Googly Dawg by Craig Shimala (cshimala) makes me really, really happy. The limited edition version of the shirt includes real googly eyes, which the shirt’s artist glues on by hand. And to me that harkens back to what got me so excited about t-shirts in the first place, the kind of quirky design and embellishment that stands out from the sort of thing you can buy in stores. Remember when Design By Humans used embroidery? When Threadless printed a pocket shirt, and what creature was printed in the pocket was a total surprise? That’s the creative spirit that this design makes me remember. Plus, who can resist that giant pickle spear grin?
Trouble in Paradise by GP0WERS (GP0WERS) takes a retro vacation shirt and spices things up by placing a rotting zombie arm among all the palm trees. The flashy, sunny world of a tropical resort, contrasted with the dead rising from their graves. Hey, maybe they just want to join the fun? At any rate, I think there’s something specifically appealing about the 80s feel of the colors and stripes. That was such a time of decadence, of appearance over substance, that it pairs really well with death and absence of intelligence.
Deer Birds by Manoou (Manoou) brings some beautiful geometric art to the table, revitalizing the antler genre. It really feels just as bright and delicate as a stained glass window, almost seeming to glow with life. But while I love the artwork, I can’t help but think that it suffers a bit from having too many competing elements. For instance, look at the way the blue jay’s beak barely touches the arrow that balances over the deer’s head. If it overlapped more, or had more separation, it’d feel a lot more resolved.
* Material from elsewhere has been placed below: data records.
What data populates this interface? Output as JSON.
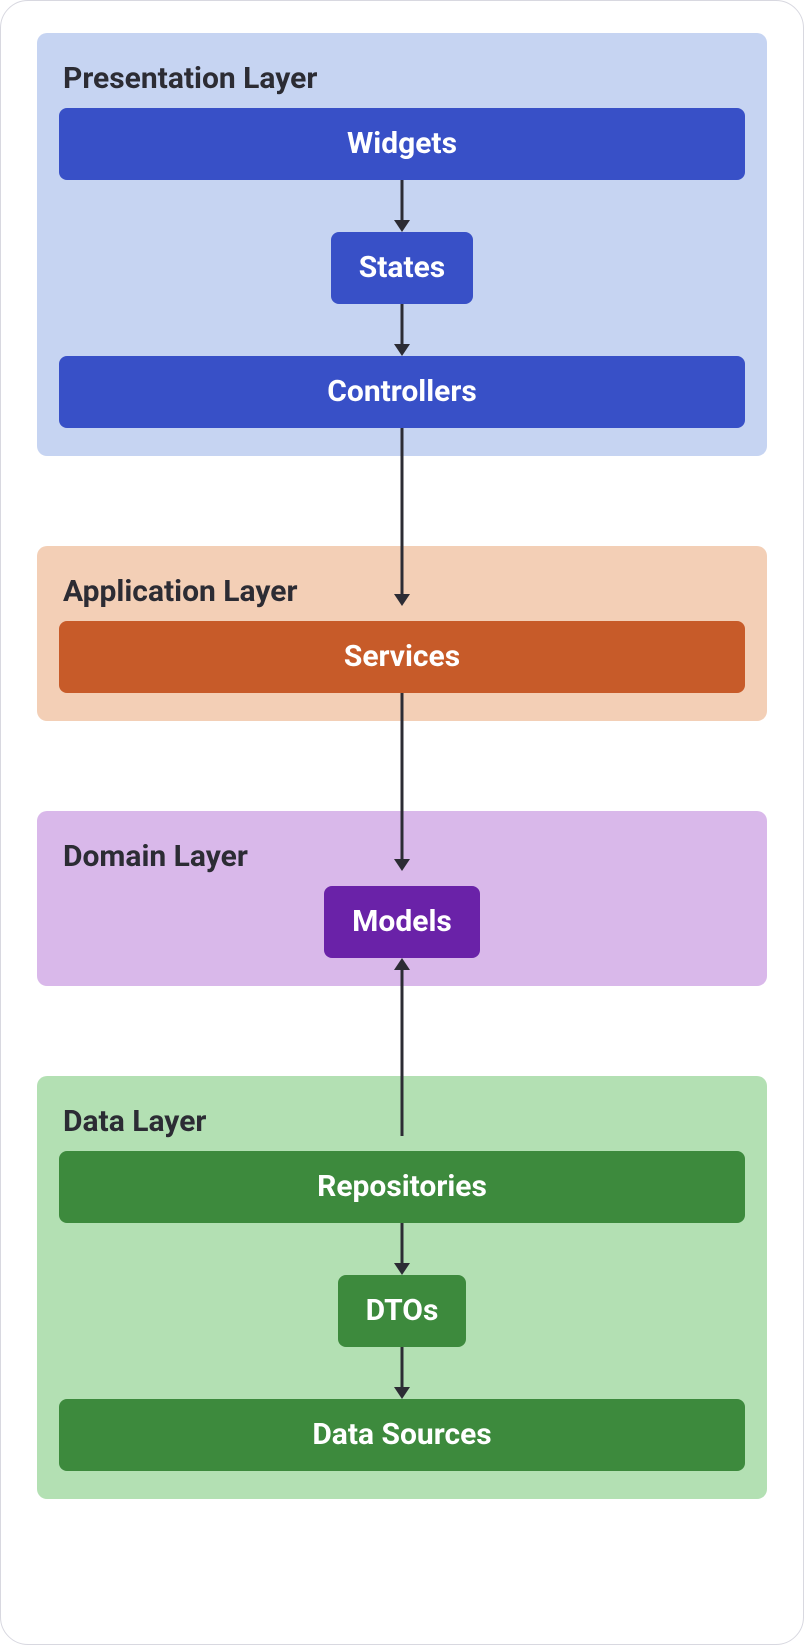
{
  "layers": {
    "presentation": {
      "title": "Presentation Layer",
      "boxes": {
        "widgets": "Widgets",
        "states": "States",
        "controllers": "Controllers"
      }
    },
    "application": {
      "title": "Application Layer",
      "boxes": {
        "services": "Services"
      }
    },
    "domain": {
      "title": "Domain Layer",
      "boxes": {
        "models": "Models"
      }
    },
    "data": {
      "title": "Data Layer",
      "boxes": {
        "repositories": "Repositories",
        "dtos": "DTOs",
        "data_sources": "Data Sources"
      }
    }
  },
  "colors": {
    "presentation_bg": "#c6d4f2",
    "application_bg": "#f3cfb6",
    "domain_bg": "#d9b8ea",
    "data_bg": "#b3e0b3",
    "blue": "#3850c7",
    "orange": "#c75b29",
    "purple": "#6a22a8",
    "green": "#3d8a3d",
    "arrow": "#2c2c34"
  },
  "flow": [
    {
      "from": "widgets",
      "to": "states",
      "bidirectional": false
    },
    {
      "from": "states",
      "to": "controllers",
      "bidirectional": false
    },
    {
      "from": "controllers",
      "to": "services",
      "bidirectional": false
    },
    {
      "from": "services",
      "to": "models",
      "bidirectional": false
    },
    {
      "from": "repositories",
      "to": "models",
      "bidirectional": false
    },
    {
      "from": "repositories",
      "to": "dtos",
      "bidirectional": false
    },
    {
      "from": "dtos",
      "to": "data_sources",
      "bidirectional": false
    }
  ]
}
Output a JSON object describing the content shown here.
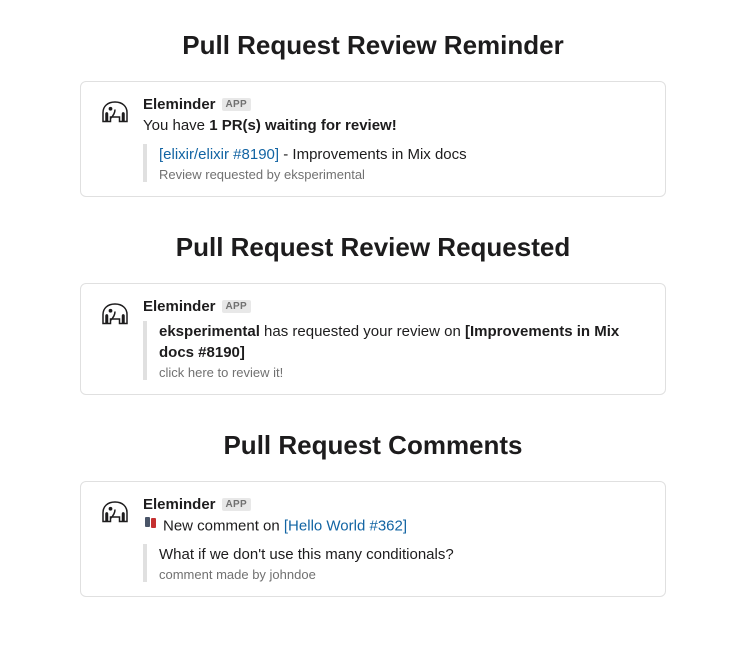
{
  "sections": [
    {
      "title": "Pull Request Review Reminder",
      "app_name": "Eleminder",
      "app_badge": "APP",
      "body_prefix": "You have ",
      "body_bold": "1 PR(s) waiting for review!",
      "attachment": {
        "link_text": "[elixir/elixir #8190]",
        "separator": " - ",
        "rest_text": "Improvements in Mix docs",
        "sub_text": "Review requested by eksperimental"
      }
    },
    {
      "title": "Pull Request Review Requested",
      "app_name": "Eleminder",
      "app_badge": "APP",
      "attachment": {
        "bold_user": "eksperimental",
        "middle_text": " has requested your review on ",
        "bold_pr": "[Improvements in Mix docs #8190]",
        "sub_text": "click here to review it!"
      }
    },
    {
      "title": "Pull Request Comments",
      "app_name": "Eleminder",
      "app_badge": "APP",
      "body_prefix": "New comment on ",
      "body_link": "[Hello World #362]",
      "attachment": {
        "comment_text": "What if we don't use this many conditionals?",
        "sub_text": "comment made by johndoe"
      }
    }
  ]
}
But as things stand, I think you could lift the arrow and geometrics above it right out and just end up with a cleaner design. That kind of flair might have felt more at home below the deer and antlers, or maybe another piece entirely.
Skull Surfer by MICO (adriansantanacruz) is a fun burst of bright colors- surfboard and sun in mustard yellow, bright blue waves and radioactively red bones. With brilliantly cartoon-y touches like those melting eyes and extra-long tongue, it feels like a radical interpretation of a post-apocalyptic world where everything’s a little more awesome. My favorite detail is that he’s got a bottle in one hand and a cup in the other- look, just because he’s a surfing skeleton doesn’t mean he’s going to drink right out of the bottle like some sort of heathen! He’s a gentleman.
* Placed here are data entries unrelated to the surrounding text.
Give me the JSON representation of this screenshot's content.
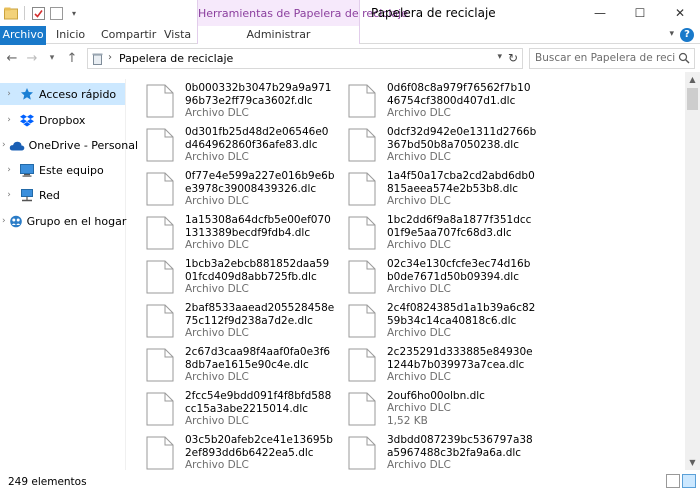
{
  "window": {
    "title": "Papelera de reciclaje",
    "context_group": "Herramientas de Papelera de reciclaje",
    "minimize": "—",
    "maximize": "☐",
    "close": "✕"
  },
  "ribbon": {
    "tabs": [
      {
        "label": "Archivo"
      },
      {
        "label": "Inicio"
      },
      {
        "label": "Compartir"
      },
      {
        "label": "Vista"
      },
      {
        "label": "Administrar"
      }
    ],
    "help": "?"
  },
  "address": {
    "path": "Papelera de reciclaje",
    "search_placeholder": "Buscar en Papelera de reciclaje"
  },
  "sidebar": {
    "items": [
      {
        "label": "Acceso rápido",
        "icon": "star-icon",
        "color": "#1a7fd4"
      },
      {
        "label": "Dropbox",
        "icon": "dropbox-icon",
        "color": "#0061ff"
      },
      {
        "label": "OneDrive - Personal",
        "icon": "cloud-icon",
        "color": "#1a5fb4"
      },
      {
        "label": "Este equipo",
        "icon": "computer-icon",
        "color": "#2a7cc7"
      },
      {
        "label": "Red",
        "icon": "network-icon",
        "color": "#2a7cc7"
      },
      {
        "label": "Grupo en el hogar",
        "icon": "homegroup-icon",
        "color": "#2a7cc7"
      }
    ]
  },
  "files": {
    "left": [
      {
        "name": "0b000332b3047b29a9a97196b73e2ff79ca3602f.dlc",
        "type": "Archivo DLC"
      },
      {
        "name": "0d301fb25d48d2e06546e0d464962860f36afe83.dlc",
        "type": "Archivo DLC"
      },
      {
        "name": "0f77e4e599a227e016b9e6be3978c39008439326.dlc",
        "type": "Archivo DLC"
      },
      {
        "name": "1a15308a64dcfb5e00ef0701313389becdf9fdb4.dlc",
        "type": "Archivo DLC"
      },
      {
        "name": "1bcb3a2ebcb881852daa5901fcd409d8abb725fb.dlc",
        "type": "Archivo DLC"
      },
      {
        "name": "2baf8533aaead205528458e75c112f9d238a7d2e.dlc",
        "type": "Archivo DLC"
      },
      {
        "name": "2c67d3caa98f4aaf0fa0e3f68db7ae1615e90c4e.dlc",
        "type": "Archivo DLC"
      },
      {
        "name": "2fcc54e9bdd091f4f8bfd588cc15a3abe2215014.dlc",
        "type": "Archivo DLC"
      },
      {
        "name": "03c5b20afeb2ce41e13695b2ef893dd6b6422ea5.dlc",
        "type": "Archivo DLC"
      }
    ],
    "right": [
      {
        "name": "0d6f08c8a979f76562f7b1046754cf3800d407d1.dlc",
        "type": "Archivo DLC"
      },
      {
        "name": "0dcf32d942e0e1311d2766b367bd50b8a7050238.dlc",
        "type": "Archivo DLC"
      },
      {
        "name": "1a4f50a17cba2cd2abd6db0815aeea574e2b53b8.dlc",
        "type": "Archivo DLC"
      },
      {
        "name": "1bc2dd6f9a8a1877f351dcc01f9e5aa707fc68d3.dlc",
        "type": "Archivo DLC"
      },
      {
        "name": "02c34e130cfcfe3ec74d16bb0de7671d50b09394.dlc",
        "type": "Archivo DLC"
      },
      {
        "name": "2c4f0824385d1a1b39a6c8259b34c14ca40818c6.dlc",
        "type": "Archivo DLC"
      },
      {
        "name": "2c235291d333885e84930e1244b7b039973a7cea.dlc",
        "type": "Archivo DLC"
      },
      {
        "name": "2ouf6ho00olbn.dlc",
        "type": "Archivo DLC",
        "size": "1,52 KB"
      },
      {
        "name": "3dbdd087239bc536797a38a5967488c3b2fa9a6a.dlc",
        "type": "Archivo DLC"
      }
    ]
  },
  "status": {
    "count": "249 elementos"
  }
}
Concern by Aled (aled) is the only design I really loved in this year’s batch of April Fools prints. As much as people love to talk up the creativity of children, this is one realm where you rarely see it- when kids draw their families, they all tend to look pretty similar and very by-the-book. So I love the idea of this crayon drawing of a family including a bigfoot creature. It works because either this kid is awesome, or he’s lucked into one heck of a family to grow up in. Who wouldn’t want a mythological creature as a big brother? Harry and the Hendersons had the right idea, and the crayon style of the art makes this feel enticingly believable.
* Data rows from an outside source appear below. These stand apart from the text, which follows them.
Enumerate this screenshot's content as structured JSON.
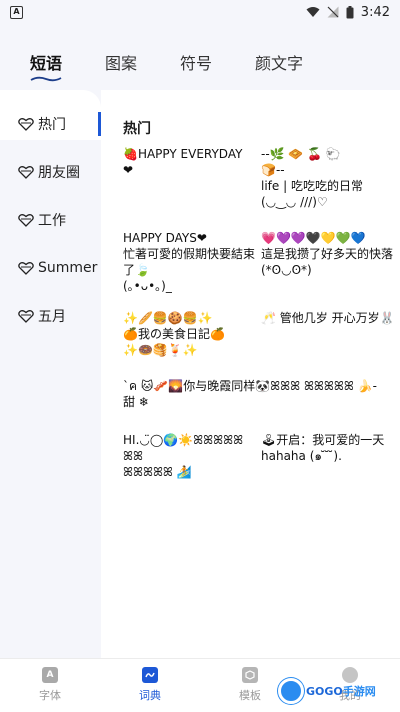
{
  "status_bar": {
    "app_badge": "A",
    "time": "3:42"
  },
  "top_tabs": [
    {
      "label": "短语",
      "active": true
    },
    {
      "label": "图案",
      "active": false
    },
    {
      "label": "符号",
      "active": false
    },
    {
      "label": "颜文字",
      "active": false
    }
  ],
  "sidebar": {
    "items": [
      {
        "label": "热门",
        "active": true
      },
      {
        "label": "朋友圈",
        "active": false
      },
      {
        "label": "工作",
        "active": false
      },
      {
        "label": "Summer",
        "active": false
      },
      {
        "label": "五月",
        "active": false
      }
    ]
  },
  "content": {
    "section_title": "热门",
    "phrases": [
      "🍓HAPPY EVERYDAY ❤",
      "--🌿 🧇 🍒 🐑\n🍞--\nlife | 吃吃吃的日常\n(◡‿◡ ///)♡",
      "HAPPY DAYS❤\n忙著可愛的假期快要結束了🍃\n(｡•ᴗ•｡)_",
      "💗💜💜🖤💛💚💙\n這是我攒了好多天的快落\n(*ʘ◡ʘ*)",
      "✨🥖🍔🍪🍔✨\n🍊我の美食日記🍊\n✨🍩🥞🍹✨",
      "🥂 管他几岁 开心万岁🐰",
      "ˋค 🐱🥓🌄你与晚霞同样🐼ꕤꕤꕤ ꕤꕤꕤꕤꕤ 🍌-\n甜 ❄",
      "HI.◡̈◯🌍☀️ꕤꕤꕤꕤꕤ ꕤꕤ\nꕤꕤꕤꕤꕤ 🏄",
      "🕹开启：我可爱的一天\nhahaha (๑ ̆ ̆ ̆)."
    ]
  },
  "bottom_nav": [
    {
      "label": "字体",
      "icon": "font-icon",
      "active": false
    },
    {
      "label": "词典",
      "icon": "dictionary-icon",
      "active": true
    },
    {
      "label": "模板",
      "icon": "template-icon",
      "active": false
    },
    {
      "label": "我的",
      "icon": "profile-icon",
      "active": false
    }
  ],
  "watermark": {
    "text_latin": "GOGO",
    "text_cn": "手游网"
  },
  "colors": {
    "accent": "#1d58d6",
    "sidebar_bg": "#f5f6fb",
    "content_bg": "#ffffff"
  }
}
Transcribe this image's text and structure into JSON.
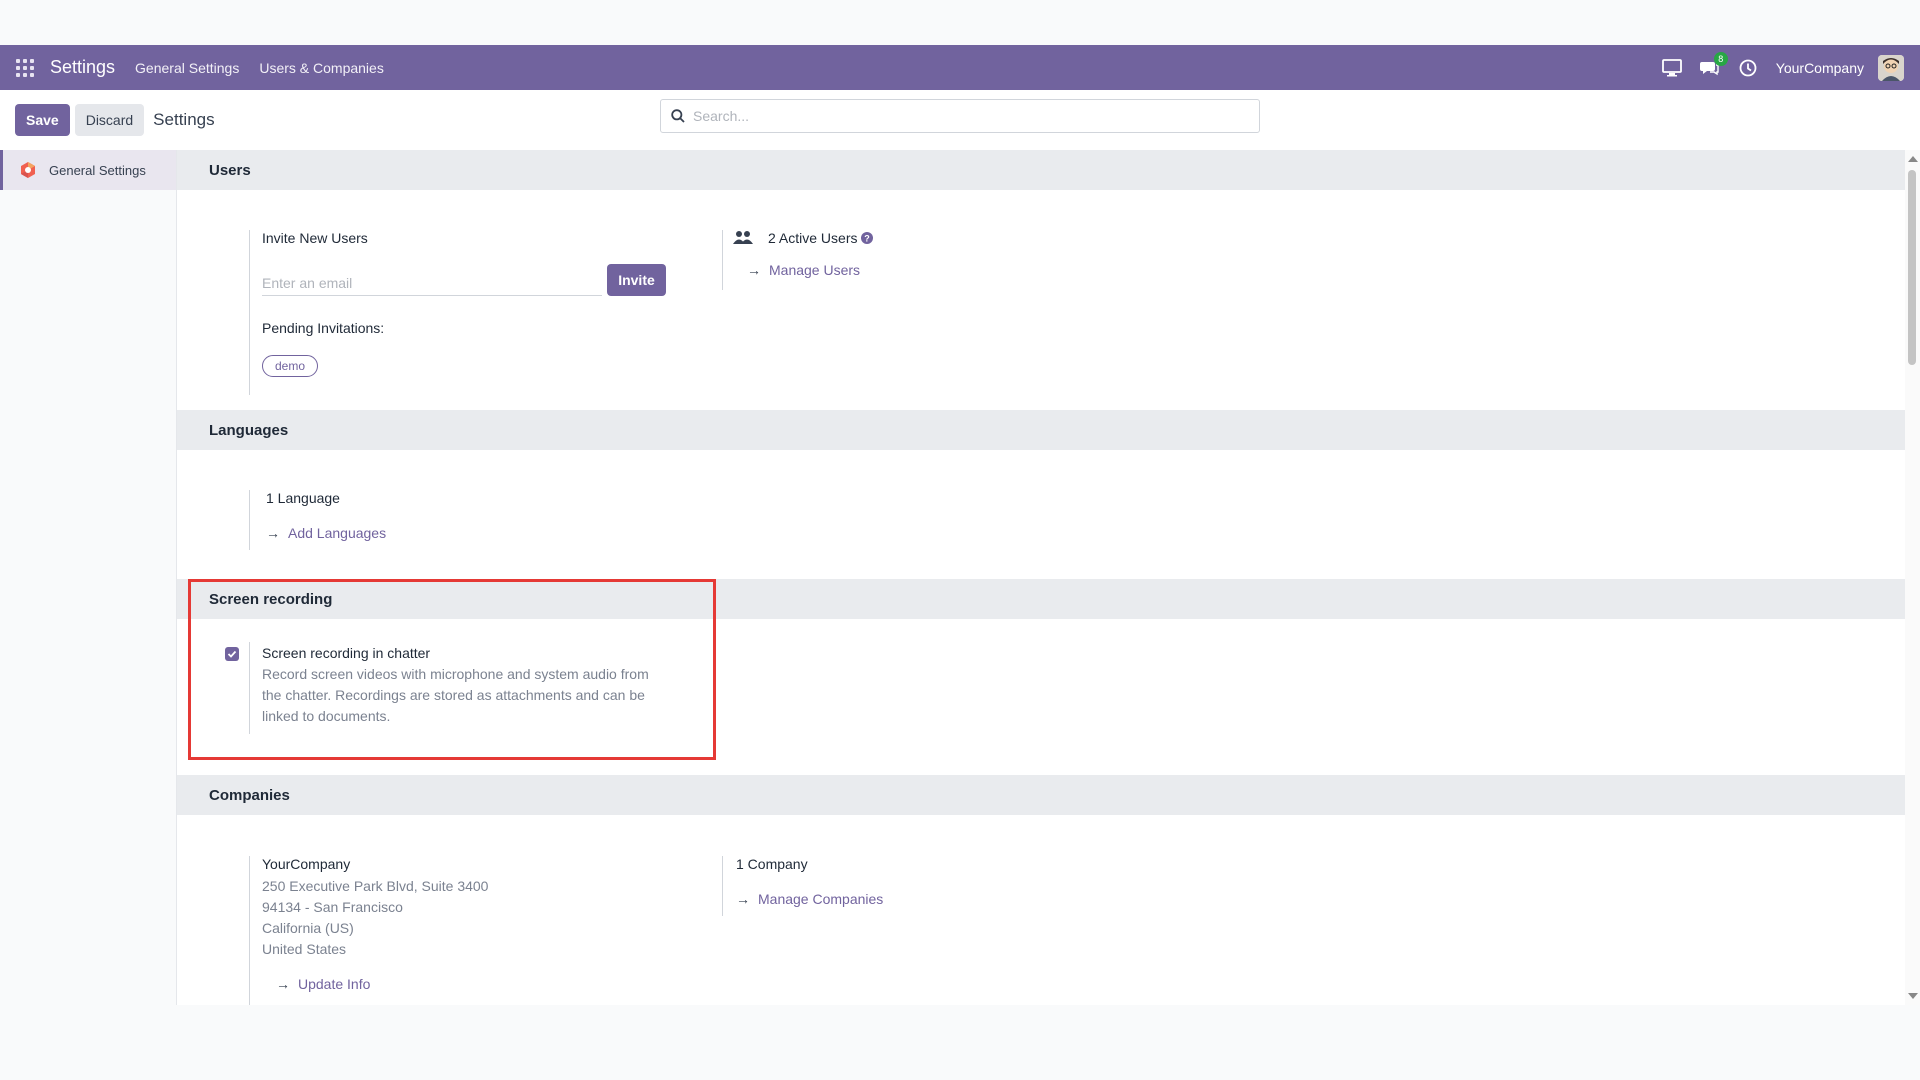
{
  "navbar": {
    "app_name": "Settings",
    "menu": [
      "General Settings",
      "Users & Companies"
    ],
    "chat_badge": "8",
    "company": "YourCompany"
  },
  "control": {
    "save_label": "Save",
    "discard_label": "Discard",
    "breadcrumb": "Settings",
    "search_placeholder": "Search..."
  },
  "sidebar": {
    "items": [
      {
        "label": "General Settings"
      }
    ]
  },
  "users": {
    "title": "Users",
    "invite_title": "Invite New Users",
    "email_placeholder": "Enter an email",
    "invite_label": "Invite",
    "pending_label": "Pending Invitations:",
    "pending": [
      "demo"
    ],
    "active_users": "2 Active Users",
    "manage_users": "Manage Users"
  },
  "languages": {
    "title": "Languages",
    "count": "1 Language",
    "add": "Add Languages"
  },
  "screen_recording": {
    "title": "Screen recording",
    "setting_title": "Screen recording in chatter",
    "checked": true,
    "description_lines": [
      "Record screen videos with microphone and system audio from",
      "the chatter. Recordings are stored as attachments and can be",
      "linked to documents."
    ]
  },
  "companies": {
    "title": "Companies",
    "company_name": "YourCompany",
    "address_lines": [
      "250 Executive Park Blvd, Suite 3400",
      "94134 - San Francisco",
      "California (US)",
      "United States"
    ],
    "update_info": "Update Info",
    "count": "1 Company",
    "manage": "Manage Companies"
  },
  "colors": {
    "brand": "#71639e",
    "highlight": "#e53935"
  }
}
Threadless prints new shirts every week, chosen from the designs submitted by and voted on by site members. Most winners get $2000 cash and $500 in Threadless credit, with the possibility to earn more through reprints.